Without including the pictures, copy out every line below.

━━ Supplied entries ━━

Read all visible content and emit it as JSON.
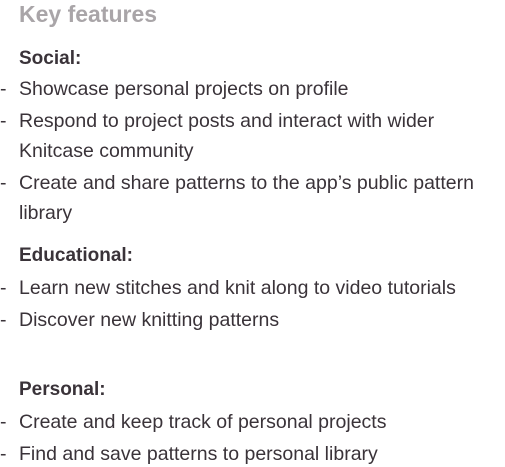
{
  "heading": "Key features",
  "bullet_glyph": "-",
  "sections": [
    {
      "title": "Social:",
      "items": [
        "Showcase personal projects on profile",
        "Respond to project posts and interact with wider Knitcase community",
        "Create and share patterns to the app’s public pattern library"
      ]
    },
    {
      "title": "Educational:",
      "items": [
        "Learn new stitches and knit along to video tutorials",
        "Discover new knitting patterns"
      ]
    },
    {
      "title": "Personal:",
      "items": [
        "Create and keep track of personal projects",
        "Find and save patterns to personal library"
      ]
    }
  ],
  "colors": {
    "heading": "#a9a5a8",
    "text": "#3a3339"
  }
}
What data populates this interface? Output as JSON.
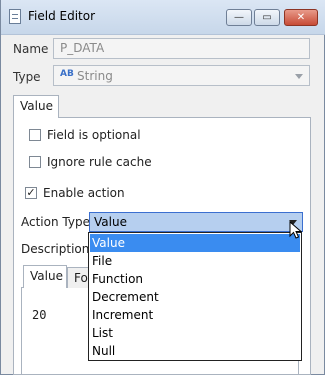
{
  "window": {
    "title": "Field Editor"
  },
  "form": {
    "name_label": "Name",
    "name_value": "P_DATA",
    "type_label": "Type",
    "type_icon_text": "AB",
    "type_value": "String"
  },
  "tabs": {
    "outer_value": "Value",
    "inner_value": "Value",
    "inner_second": "For"
  },
  "checks": {
    "field_optional": "Field is optional",
    "ignore_cache": "Ignore rule cache",
    "enable_action": "Enable action",
    "enable_action_checked": true
  },
  "action": {
    "label": "Action Type",
    "selected": "Value"
  },
  "description_label": "Description",
  "value_text": "20",
  "dropdown": {
    "options": [
      "Value",
      "File",
      "Function",
      "Decrement",
      "Increment",
      "List",
      "Null"
    ],
    "selected_index": 0
  }
}
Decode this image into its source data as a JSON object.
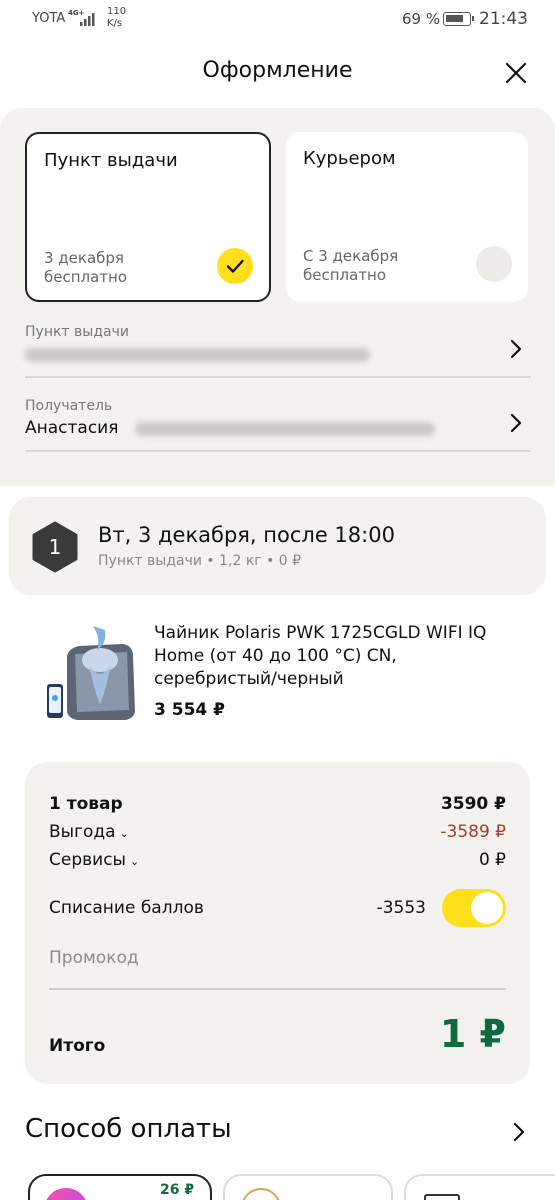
{
  "status_bar": {
    "carrier": "YOTA",
    "network": "4G+",
    "speed_value": "110",
    "speed_unit": "K/s",
    "battery": "69 %",
    "time": "21:43"
  },
  "header": {
    "title": "Оформление"
  },
  "delivery_options": {
    "pickup": {
      "title": "Пункт выдачи",
      "date": "3 декабря",
      "price": "бесплатно",
      "selected": true
    },
    "courier": {
      "title": "Курьером",
      "date": "С 3 декабря",
      "price": "бесплатно",
      "selected": false
    }
  },
  "pickup_point": {
    "label": "Пункт выдачи"
  },
  "recipient": {
    "label": "Получатель",
    "name": "Анастасия"
  },
  "shipment": {
    "number": "1",
    "title": "Вт, 3 декабря, после 18:00",
    "subtitle": "Пункт выдачи • 1,2 кг • 0 ₽"
  },
  "product": {
    "name": "Чайник Polaris PWK 1725CGLD WIFI IQ Home (от 40 до 100 °С) CN, серебристый/черный",
    "price": "3 554 ₽"
  },
  "summary": {
    "items_label": "1 товар",
    "items_value": "3590 ₽",
    "benefit_label": "Выгода",
    "benefit_value": "-3589 ₽",
    "services_label": "Сервисы",
    "services_value": "0 ₽",
    "points_label": "Списание баллов",
    "points_value": "-3553",
    "points_enabled": true,
    "promo_placeholder": "Промокод",
    "total_label": "Итого",
    "total_value": "1 ₽"
  },
  "payment": {
    "title": "Способ оплаты",
    "bonus_partial": "26 ₽"
  },
  "colors": {
    "accent_yellow": "#ffde1a",
    "total_green": "#0f6b3d",
    "discount_red": "#a33a2a",
    "section_bg": "#f3f2ef"
  }
}
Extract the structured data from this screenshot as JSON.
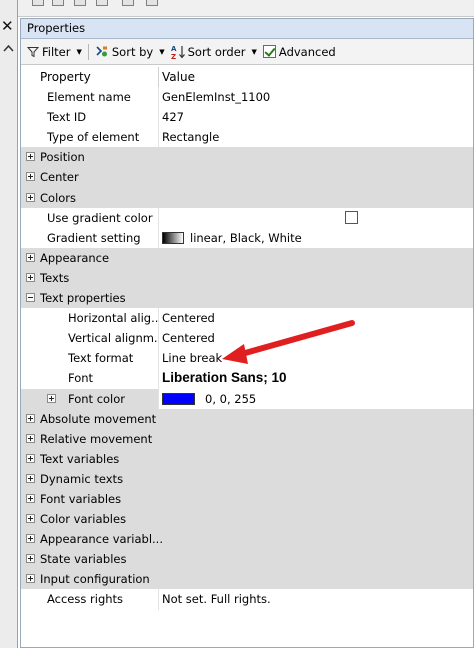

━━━

Exercise solution:
Read all visible content and emit it as JSON.
{
  "heading": "Key features",
  "bullet_glyph": "-",
  "sections": [
    {
      "title": "Social:",
      "items": [
        "Showcase personal projects on profile",
        "Respond to project posts and interact with wider Knitcase community",
        "Create and share patterns to the app’s public pattern library"
      ]
    },
    {
      "title": "Educational:",
      "items": [
        "Learn new stitches and knit along to video tutorials",
        "Discover new knitting patterns"
      ]
    },
    {
      "title": "Personal:",
      "items": [
        "Create and keep track of personal projects",
        "Find and save patterns to personal library"
      ]
    }
  ],
  "colors": {
    "heading": "#a9a5a8",
    "text": "#3a3339"
  }
}
What data populates this interface? Output as JSON.
{
  "window": {
    "title": "Field Editor"
  },
  "form": {
    "name_label": "Name",
    "name_value": "P_DATA",
    "type_label": "Type",
    "type_icon_text": "AB",
    "type_value": "String"
  },
  "tabs": {
    "outer_value": "Value",
    "inner_value": "Value",
    "inner_second": "For"
  },
  "checks": {
    "field_optional": "Field is optional",
    "ignore_cache": "Ignore rule cache",
    "enable_action": "Enable action",
    "enable_action_checked": true
  },
  "action": {
    "label": "Action Type",
    "selected": "Value"
  },
  "description_label": "Description",
  "value_text": "20",
  "dropdown": {
    "options": [
      "Value",
      "File",
      "Function",
      "Decrement",
      "Increment",
      "List",
      "Null"
    ],
    "selected_index": 0
  }
}
Decode this image into its source data as a JSON object.
{
  "status_bar": {
    "carrier": "YOTA",
    "network": "4G+",
    "speed_value": "110",
    "speed_unit": "K/s",
    "battery": "69 %",
    "time": "21:43"
  },
  "header": {
    "title": "Оформление"
  },
  "delivery_options": {
    "pickup": {
      "title": "Пункт выдачи",
      "date": "3 декабря",
      "price": "бесплатно",
      "selected": true
    },
    "courier": {
      "title": "Курьером",
      "date": "С 3 декабря",
      "price": "бесплатно",
      "selected": false
    }
  },
  "pickup_point": {
    "label": "Пункт выдачи"
  },
  "recipient": {
    "label": "Получатель",
    "name": "Анастасия"
  },
  "shipment": {
    "number": "1",
    "title": "Вт, 3 декабря, после 18:00",
    "subtitle": "Пункт выдачи • 1,2 кг • 0 ₽"
  },
  "product": {
    "name": "Чайник Polaris PWK 1725CGLD WIFI IQ Home (от 40 до 100 °С) CN, серебристый/черный",
    "price": "3 554 ₽"
  },
  "summary": {
    "items_label": "1 товар",
    "items_value": "3590 ₽",
    "benefit_label": "Выгода",
    "benefit_value": "-3589 ₽",
    "services_label": "Сервисы",
    "services_value": "0 ₽",
    "points_label": "Списание баллов",
    "points_value": "-3553",
    "points_enabled": true,
    "promo_placeholder": "Промокод",
    "total_label": "Итого",
    "total_value": "1 ₽"
  },
  "payment": {
    "title": "Способ оплаты",
    "bonus_partial": "26 ₽"
  },
  "colors": {
    "accent_yellow": "#ffde1a",
    "total_green": "#0f6b3d",
    "discount_red": "#a33a2a",
    "section_bg": "#f3f2ef"
  }
}
Extract the structured data from this screenshot as JSON.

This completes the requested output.